Shmuly and Barber

Rabbi Dr. Shmuly Yanklowitz, left, and Dr. William J. Barber II at a march in Phoenix on Monday, July 26.

Rabbi Dr. Shmuly Yanklowitz, founder of Arizona Jews for Justice, and six of the organization’s members joined Revs. Jesse Jackson, Dr. William J. Barber II and Transformative Justice Coalition President Barbara Arnwine in a march and sit-in at U.S. Sen. Kyrsten Sinema’s Phoenix office on Monday, July 26.

Participants gathered at 9 a.m. in Kachina Park in an attempt to pressure the senator to help end the filibuster, pass voting and workers’ rights legislation and raise the federal minimum wage to $15 an hour.
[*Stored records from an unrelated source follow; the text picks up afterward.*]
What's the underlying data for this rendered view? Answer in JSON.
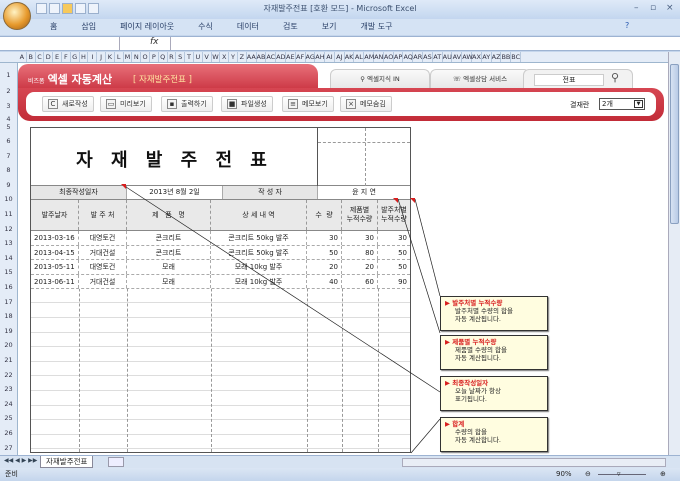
{
  "window": {
    "title": "자재발주전표  [호환 모드] - Microsoft Excel"
  },
  "ribbon": {
    "tabs": [
      "홈",
      "삽입",
      "페이지 레이아웃",
      "수식",
      "데이터",
      "검토",
      "보기",
      "개발 도구"
    ]
  },
  "formula_bar": {
    "fx": "fx"
  },
  "columns": [
    "A",
    "B",
    "C",
    "D",
    "E",
    "F",
    "G",
    "H",
    "I",
    "J",
    "K",
    "L",
    "M",
    "N",
    "O",
    "P",
    "Q",
    "R",
    "S",
    "T",
    "U",
    "V",
    "W",
    "X",
    "Y",
    "Z",
    "AA",
    "AB",
    "AC",
    "AD",
    "AE",
    "AF",
    "AG",
    "AH",
    "AI",
    "AJ",
    "AK",
    "AL",
    "AM",
    "AN",
    "AO",
    "AP",
    "AQ",
    "AR",
    "AS",
    "AT",
    "AU",
    "AV",
    "AW",
    "AX",
    "AY",
    "AZ",
    "BB",
    "BC"
  ],
  "banner": {
    "brand_small": "비즈폼",
    "brand": "엑셀 자동계산",
    "subtitle": "[ 자재발주전표 ]",
    "tab1": "엑셀지식 IN",
    "tab2": "엑셀상담 서비스",
    "search_value": "전표",
    "buttons": [
      "새로작성",
      "미리보기",
      "출력하기",
      "파일생성",
      "메모보기",
      "메모숨김"
    ],
    "approval_label": "결재란",
    "approval_value": "2개"
  },
  "form": {
    "title": "자 재 발 주 전 표",
    "last_date_label": "최종작성일자",
    "last_date": "2013년 8월 2일",
    "author_label": "작 성 자",
    "author": "윤 지 연",
    "headers": [
      "발주날자",
      "발 주 처",
      "제   품   명",
      "상 세 내 역",
      "수  량",
      "제품별\n누적수량",
      "발주처별\n누적수량"
    ],
    "rows": [
      [
        "2013-03-16",
        "대영토건",
        "콘크리트",
        "콘크리트 50kg 발주",
        "30",
        "30",
        "30"
      ],
      [
        "2013-04-15",
        "거대건설",
        "콘크리트",
        "콘크리트 50kg 발주",
        "50",
        "80",
        "50"
      ],
      [
        "2013-05-11",
        "대영토건",
        "모래",
        "모래 10kg 발주",
        "20",
        "20",
        "50"
      ],
      [
        "2013-06-11",
        "거대건설",
        "모래",
        "모래 10kg 발주",
        "40",
        "60",
        "90"
      ]
    ]
  },
  "callouts": [
    {
      "title": "발주처별 누적수량",
      "l1": "발주처별 수량의 합을",
      "l2": "자동 계산됩니다."
    },
    {
      "title": "제품별 누적수량",
      "l1": "제품별 수량의 합을",
      "l2": "자동 계산됩니다."
    },
    {
      "title": "최종작성일자",
      "l1": "오늘 날짜가 항상",
      "l2": "표기됩니다."
    },
    {
      "title": "합계",
      "l1": "수량의 합을",
      "l2": "자동 계산합니다."
    }
  ],
  "sheet_tab": "자재발주전표",
  "status": {
    "left": "준비",
    "zoom": "90%"
  }
}
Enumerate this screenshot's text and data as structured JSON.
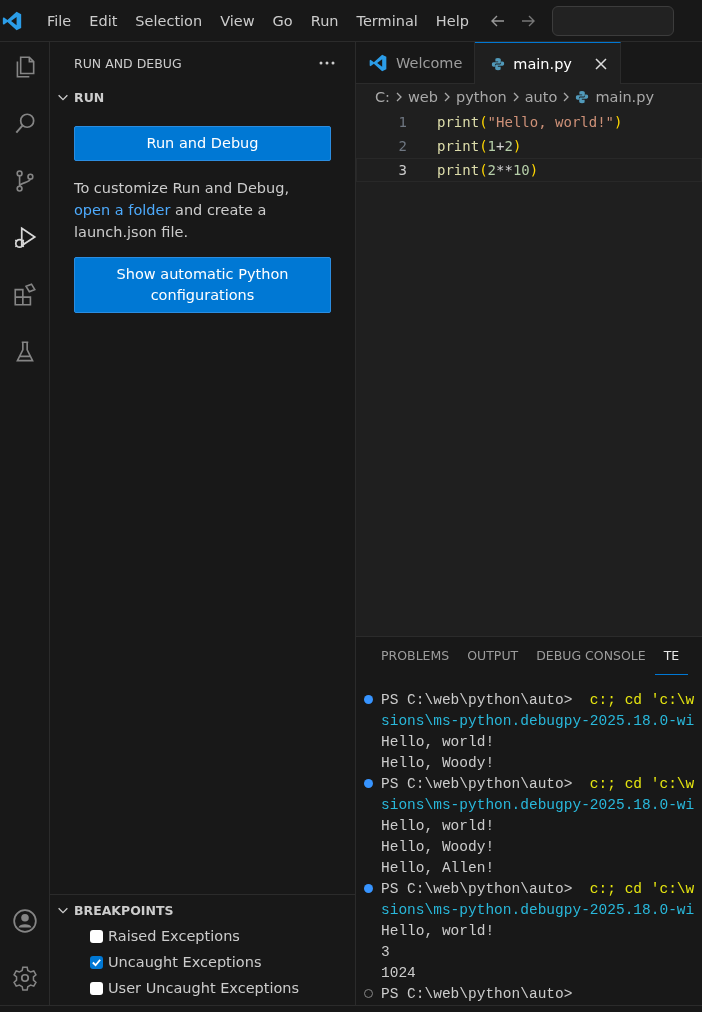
{
  "menu": [
    "File",
    "Edit",
    "Selection",
    "View",
    "Go",
    "Run",
    "Terminal",
    "Help"
  ],
  "activity_bar": {
    "top": [
      {
        "kind": "files",
        "selected": false
      },
      {
        "kind": "search",
        "selected": false
      },
      {
        "kind": "source-control",
        "selected": false
      },
      {
        "kind": "run-debug",
        "selected": true
      },
      {
        "kind": "extensions",
        "selected": false
      },
      {
        "kind": "testing",
        "selected": false
      }
    ],
    "bottom": [
      {
        "kind": "account"
      },
      {
        "kind": "settings"
      }
    ]
  },
  "sidebar": {
    "title": "RUN AND DEBUG",
    "run_section": {
      "title": "RUN",
      "expanded": true,
      "primary_button": "Run and Debug",
      "hint": {
        "before": "To customize Run and Debug,",
        "link": "open a folder",
        "after": "and create a launch.json file."
      },
      "secondary_button": "Show automatic Python configurations"
    },
    "breakpoints": {
      "title": "BREAKPOINTS",
      "expanded": true,
      "items": [
        {
          "label": "Raised Exceptions",
          "checked": false
        },
        {
          "label": "Uncaught Exceptions",
          "checked": true
        },
        {
          "label": "User Uncaught Exceptions",
          "checked": false
        }
      ]
    }
  },
  "editor": {
    "tabs": [
      {
        "label": "Welcome",
        "kind": "welcome",
        "selected": false
      },
      {
        "label": "main.py",
        "kind": "python",
        "selected": true
      }
    ],
    "breadcrumbs": [
      {
        "label": "C:",
        "kind": "folder"
      },
      {
        "label": "web",
        "kind": "folder"
      },
      {
        "label": "python",
        "kind": "folder"
      },
      {
        "label": "auto",
        "kind": "folder"
      },
      {
        "label": "main.py",
        "kind": "python"
      }
    ],
    "lines": [
      {
        "number": "1",
        "current": false,
        "tokens": [
          {
            "kind": "function",
            "text": "print"
          },
          {
            "kind": "paren",
            "text": "("
          },
          {
            "kind": "string",
            "text": "\"Hello, world!\""
          },
          {
            "kind": "paren",
            "text": ")"
          }
        ]
      },
      {
        "number": "2",
        "current": false,
        "tokens": [
          {
            "kind": "function",
            "text": "print"
          },
          {
            "kind": "paren",
            "text": "("
          },
          {
            "kind": "number",
            "text": "1"
          },
          {
            "kind": "operator",
            "text": "+"
          },
          {
            "kind": "number",
            "text": "2"
          },
          {
            "kind": "paren",
            "text": ")"
          }
        ]
      },
      {
        "number": "3",
        "current": true,
        "tokens": [
          {
            "kind": "function",
            "text": "print"
          },
          {
            "kind": "paren",
            "text": "("
          },
          {
            "kind": "number",
            "text": "2"
          },
          {
            "kind": "operator",
            "text": "**"
          },
          {
            "kind": "number",
            "text": "10"
          },
          {
            "kind": "paren",
            "text": ")"
          }
        ]
      }
    ]
  },
  "panel": {
    "tabs": [
      {
        "label": "PROBLEMS",
        "selected": false
      },
      {
        "label": "OUTPUT",
        "selected": false
      },
      {
        "label": "DEBUG CONSOLE",
        "selected": false
      },
      {
        "label": "TE",
        "selected": true
      }
    ],
    "terminal": [
      {
        "kind": "prompt",
        "succeeded": true,
        "prompt": "PS C:\\web\\python\\auto>",
        "command": "c:; cd 'c:\\w"
      },
      {
        "kind": "wrap",
        "text": "sions\\ms-python.debugpy-2025.18.0-wi"
      },
      {
        "kind": "output",
        "text": "Hello, world!"
      },
      {
        "kind": "output",
        "text": "Hello, Woody!"
      },
      {
        "kind": "prompt",
        "succeeded": true,
        "prompt": "PS C:\\web\\python\\auto>",
        "command": "c:; cd 'c:\\w"
      },
      {
        "kind": "wrap",
        "text": "sions\\ms-python.debugpy-2025.18.0-wi"
      },
      {
        "kind": "output",
        "text": "Hello, world!"
      },
      {
        "kind": "output",
        "text": "Hello, Woody!"
      },
      {
        "kind": "output",
        "text": "Hello, Allen!"
      },
      {
        "kind": "prompt",
        "succeeded": true,
        "prompt": "PS C:\\web\\python\\auto>",
        "command": "c:; cd 'c:\\w"
      },
      {
        "kind": "wrap",
        "text": "sions\\ms-python.debugpy-2025.18.0-wi"
      },
      {
        "kind": "output",
        "text": "Hello, world!"
      },
      {
        "kind": "output",
        "text": "3"
      },
      {
        "kind": "output",
        "text": "1024"
      },
      {
        "kind": "prompt",
        "succeeded": false,
        "prompt": "PS C:\\web\\python\\auto>"
      }
    ]
  }
}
Yanklowitz was scheduled to be one of the speakers, but Phoenix police intercepted marchers before they arrived at the speaking portion of the event. Thirty people, including Jackson and Barber, were arrested.

Although the event didn’t come to its planned conclusion, Yanklowitz said it was still “a very powerful message to Sen. Sinema that interfaith coalitions want to see vulnerable communities protected.”
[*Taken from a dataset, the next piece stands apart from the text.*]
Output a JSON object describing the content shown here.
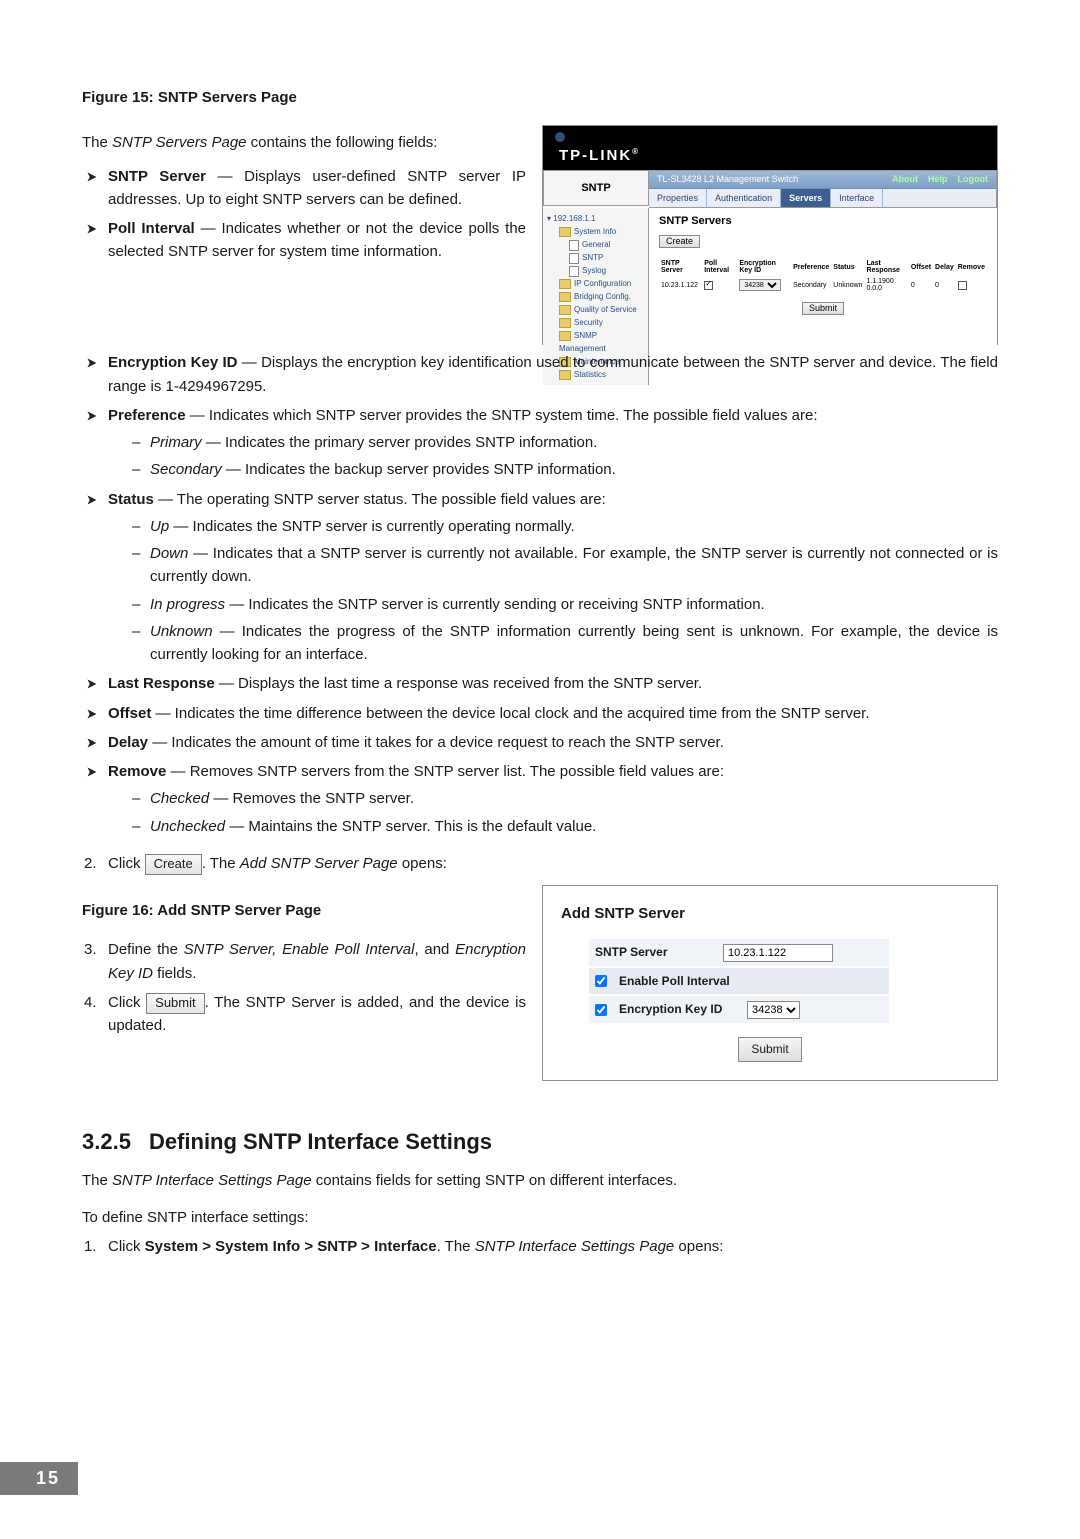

Eddie Chavez Calderon, AJJ’s campaign director, said he’s frustrated by the lack of progress from Sinema’s office. He had hoped she would show clear support for passing legislation that he believes would positively impact hundreds of thousands of families in Arizona and across the nation.
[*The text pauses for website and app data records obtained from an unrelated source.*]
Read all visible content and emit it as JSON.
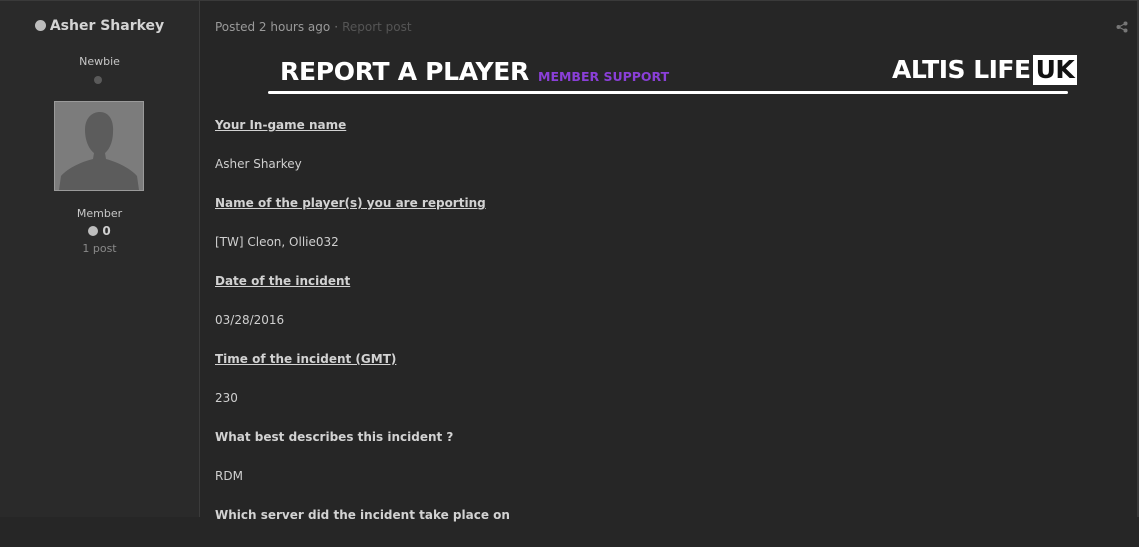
{
  "author": {
    "name": "Asher Sharkey",
    "rank": "Newbie",
    "group": "Member",
    "reputation": "0",
    "post_count": "1 post"
  },
  "post": {
    "posted": "Posted 2 hours ago",
    "report": "Report post"
  },
  "banner": {
    "title": "REPORT A PLAYER",
    "subtitle": "MEMBER SUPPORT",
    "logo_main": "ALTIS LIFE",
    "logo_box": "UK"
  },
  "fields": [
    {
      "q": "Your In-game name",
      "underlined": true
    },
    {
      "a": "Asher Sharkey"
    },
    {
      "q": "Name of the player(s) you are reporting",
      "underlined": true
    },
    {
      "a": "[TW] Cleon, Ollie032"
    },
    {
      "q": "Date of the incident",
      "underlined": true
    },
    {
      "a": "03/28/2016"
    },
    {
      "q": "Time of the incident (GMT)",
      "underlined": true
    },
    {
      "a": "230"
    },
    {
      "q": "What best describes this incident ?",
      "underlined": false
    },
    {
      "a": "RDM"
    },
    {
      "q": "Which server did the incident take place on",
      "underlined": false
    }
  ],
  "colors": {
    "accent_purple": "#8a3fd8",
    "background": "#262626",
    "sidebar": "#2a2a2a"
  },
  "icons": [
    "share-icon",
    "online-status-icon",
    "reputation-icon"
  ]
}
Right now, he sees things as “stagnant — not moving forwards and not moving backwards. It’s our job to shake that up and say we need policies to progress,” which is why he keeps showing up at protests like Monday’s.

And as a Deferred Action for Childhood Arrivals recipient, Chavez Calderon feels the lack of progress personally. “I’m still in the same status I was during the Obama administration,” he said. “It just sucks. We’re always pawns to be used when it’s convenient. Meanwhile we’re living a life of uncertainty.”

He hopes Monday’s event will be a wakeup call for Sinema and other politicians “to wake up and put communities first.”

Yanklowitz has worked with Barber and his Poor People’s Campaign in the past, and the two men are hoping to create a virtual learning program, which would benefit the community, said Yanklowitz.

“I think it’s crucial we partner with the broader social justice world and build interfaith relationships,” he said. “We have to be at the table, because it’s valuable in itself, and it gives us a chance to build bridges.”

Yanklowitz also said it was key to have a Jewish group represented at Monday’s action. JN